HC Deb 09 June 1921 vol 142 cc2089-90W
Captain R. TERRELL

asked the Financial Secretary to the Treasury whether there is any understanding between the Treasury and the Civil Service that the working day is, apart from the luncheon interval, one of six hours only; and, if not, whether, in these days when the Government is urging the community to greater effort in the various walks of life, he will consider the introduction into the service of a seven-hours' day, exclusive of luncheon time, or a 38½ hours' week?


In accordance with the recommendations of the Reorganisation Committee of the National Whitley Council, which were accepted by the Government, a seven-hour day has been fixed for the general clerical and administrative classes employed in London headquarter offices. The hours of attendance are inclusive of luncheon interval, which is to be normally three-quarters of an hour, but may be extended to an hour in special cases of difficulty. In the case of other classes a longer working week is normally prescribed. It should also be borne in mind that classes entitled to overtime pay are paid only for attendance in excess of 42 hours a week, a stricter rule than that generally in force before the Reorganisation Committee reported. As already stated, in reply to previous questions, a great deal of unpaid overtime is being worked at the present time, and I do not see my way to varying the present arrangement which was approved by the Government as an integral part of the general scheme of reorganisation.


asked the Minister of Labour whether there are any industries or trade and, if so, what, in which a six-hours' day, exclusive of luncheon hour, only is worked?
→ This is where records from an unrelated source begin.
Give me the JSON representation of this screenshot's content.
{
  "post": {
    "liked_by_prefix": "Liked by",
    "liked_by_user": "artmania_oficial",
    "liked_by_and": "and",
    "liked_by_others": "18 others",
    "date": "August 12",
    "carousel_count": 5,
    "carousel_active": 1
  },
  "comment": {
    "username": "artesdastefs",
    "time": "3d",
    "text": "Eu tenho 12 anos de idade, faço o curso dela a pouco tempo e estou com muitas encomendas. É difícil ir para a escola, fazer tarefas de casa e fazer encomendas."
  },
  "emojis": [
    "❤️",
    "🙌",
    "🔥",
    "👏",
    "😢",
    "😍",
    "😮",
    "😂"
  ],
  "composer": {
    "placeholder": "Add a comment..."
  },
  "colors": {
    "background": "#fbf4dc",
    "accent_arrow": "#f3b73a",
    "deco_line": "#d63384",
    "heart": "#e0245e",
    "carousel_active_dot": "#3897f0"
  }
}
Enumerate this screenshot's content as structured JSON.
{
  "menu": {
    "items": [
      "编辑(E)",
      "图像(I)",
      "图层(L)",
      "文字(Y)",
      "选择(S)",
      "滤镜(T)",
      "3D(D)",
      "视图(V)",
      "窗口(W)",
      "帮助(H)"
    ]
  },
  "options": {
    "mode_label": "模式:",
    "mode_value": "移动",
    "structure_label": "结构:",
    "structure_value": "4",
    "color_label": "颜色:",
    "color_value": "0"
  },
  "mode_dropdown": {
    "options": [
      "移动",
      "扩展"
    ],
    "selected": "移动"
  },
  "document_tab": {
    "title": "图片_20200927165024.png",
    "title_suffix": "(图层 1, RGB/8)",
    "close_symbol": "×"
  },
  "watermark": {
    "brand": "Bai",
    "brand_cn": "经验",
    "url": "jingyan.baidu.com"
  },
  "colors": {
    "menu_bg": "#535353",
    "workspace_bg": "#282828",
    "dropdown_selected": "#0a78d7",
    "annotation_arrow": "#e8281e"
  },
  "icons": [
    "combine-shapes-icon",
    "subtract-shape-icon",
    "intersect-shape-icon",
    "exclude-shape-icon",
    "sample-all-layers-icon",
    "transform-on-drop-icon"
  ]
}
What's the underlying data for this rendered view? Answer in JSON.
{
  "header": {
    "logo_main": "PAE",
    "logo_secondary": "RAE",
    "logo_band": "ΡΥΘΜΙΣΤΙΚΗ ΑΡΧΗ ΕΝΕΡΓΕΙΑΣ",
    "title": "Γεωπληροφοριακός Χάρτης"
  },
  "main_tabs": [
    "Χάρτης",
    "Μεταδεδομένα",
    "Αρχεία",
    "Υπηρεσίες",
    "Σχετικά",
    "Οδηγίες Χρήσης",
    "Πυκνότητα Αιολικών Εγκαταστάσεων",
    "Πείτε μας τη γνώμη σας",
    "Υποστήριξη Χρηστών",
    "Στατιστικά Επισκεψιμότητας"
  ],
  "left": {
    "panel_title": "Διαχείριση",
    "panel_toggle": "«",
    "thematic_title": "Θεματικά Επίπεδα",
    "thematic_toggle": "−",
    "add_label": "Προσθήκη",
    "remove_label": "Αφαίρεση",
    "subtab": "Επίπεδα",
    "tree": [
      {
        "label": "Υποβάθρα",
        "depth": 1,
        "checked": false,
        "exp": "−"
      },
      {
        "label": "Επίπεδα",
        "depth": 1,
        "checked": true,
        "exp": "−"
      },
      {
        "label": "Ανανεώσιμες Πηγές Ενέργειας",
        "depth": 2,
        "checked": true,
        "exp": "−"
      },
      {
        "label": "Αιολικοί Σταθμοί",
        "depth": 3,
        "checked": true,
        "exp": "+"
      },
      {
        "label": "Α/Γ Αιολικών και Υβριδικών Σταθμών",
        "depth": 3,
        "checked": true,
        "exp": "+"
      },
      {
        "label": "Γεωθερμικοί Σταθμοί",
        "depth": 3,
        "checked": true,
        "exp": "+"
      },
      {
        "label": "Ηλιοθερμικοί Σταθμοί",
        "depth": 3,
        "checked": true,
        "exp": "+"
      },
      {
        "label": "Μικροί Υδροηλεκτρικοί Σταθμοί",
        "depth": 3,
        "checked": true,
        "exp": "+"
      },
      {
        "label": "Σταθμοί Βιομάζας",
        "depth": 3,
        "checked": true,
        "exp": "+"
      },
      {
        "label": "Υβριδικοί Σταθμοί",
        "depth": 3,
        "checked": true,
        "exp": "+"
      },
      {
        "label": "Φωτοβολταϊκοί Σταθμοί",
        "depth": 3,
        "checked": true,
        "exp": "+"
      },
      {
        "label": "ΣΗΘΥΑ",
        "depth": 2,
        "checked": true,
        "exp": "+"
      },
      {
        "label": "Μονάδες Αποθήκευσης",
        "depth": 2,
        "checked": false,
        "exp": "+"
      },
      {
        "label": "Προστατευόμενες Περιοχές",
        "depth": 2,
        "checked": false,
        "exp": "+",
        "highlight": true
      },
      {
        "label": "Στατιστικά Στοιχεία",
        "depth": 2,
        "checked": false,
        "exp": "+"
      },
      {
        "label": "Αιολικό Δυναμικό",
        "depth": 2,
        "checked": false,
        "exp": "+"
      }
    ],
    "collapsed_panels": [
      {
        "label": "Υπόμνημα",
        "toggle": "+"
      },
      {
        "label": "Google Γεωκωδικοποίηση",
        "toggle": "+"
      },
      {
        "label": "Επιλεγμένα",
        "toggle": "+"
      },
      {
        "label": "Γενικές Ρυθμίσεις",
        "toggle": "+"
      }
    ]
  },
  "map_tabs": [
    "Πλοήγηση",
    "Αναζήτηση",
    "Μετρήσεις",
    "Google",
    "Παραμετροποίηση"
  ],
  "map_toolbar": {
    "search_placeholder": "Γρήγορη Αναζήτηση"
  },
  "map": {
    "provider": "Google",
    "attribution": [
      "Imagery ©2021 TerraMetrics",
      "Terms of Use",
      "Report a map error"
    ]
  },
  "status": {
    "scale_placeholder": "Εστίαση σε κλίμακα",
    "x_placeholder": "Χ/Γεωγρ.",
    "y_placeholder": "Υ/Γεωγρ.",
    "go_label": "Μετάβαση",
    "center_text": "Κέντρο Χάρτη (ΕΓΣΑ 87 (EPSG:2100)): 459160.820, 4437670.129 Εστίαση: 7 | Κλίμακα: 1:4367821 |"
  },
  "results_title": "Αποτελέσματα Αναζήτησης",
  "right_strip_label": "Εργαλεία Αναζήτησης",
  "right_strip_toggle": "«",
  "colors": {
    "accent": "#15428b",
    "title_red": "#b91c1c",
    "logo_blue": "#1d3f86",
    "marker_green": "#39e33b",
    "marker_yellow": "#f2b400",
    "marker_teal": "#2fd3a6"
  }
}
Among manual wage-earners the normal working time, exclusive of meal times, generally exceeds six hours daily, except on Saturday; and although cases are known, for example, among certain classes of tin plate workers and heavy cable workers at some works, in which a six-hour day is worked, these cases are exceptional. As regards clerical workers and salaried employés, the information at my disposal is not sufficient to enable me safely to generalise.

Forward to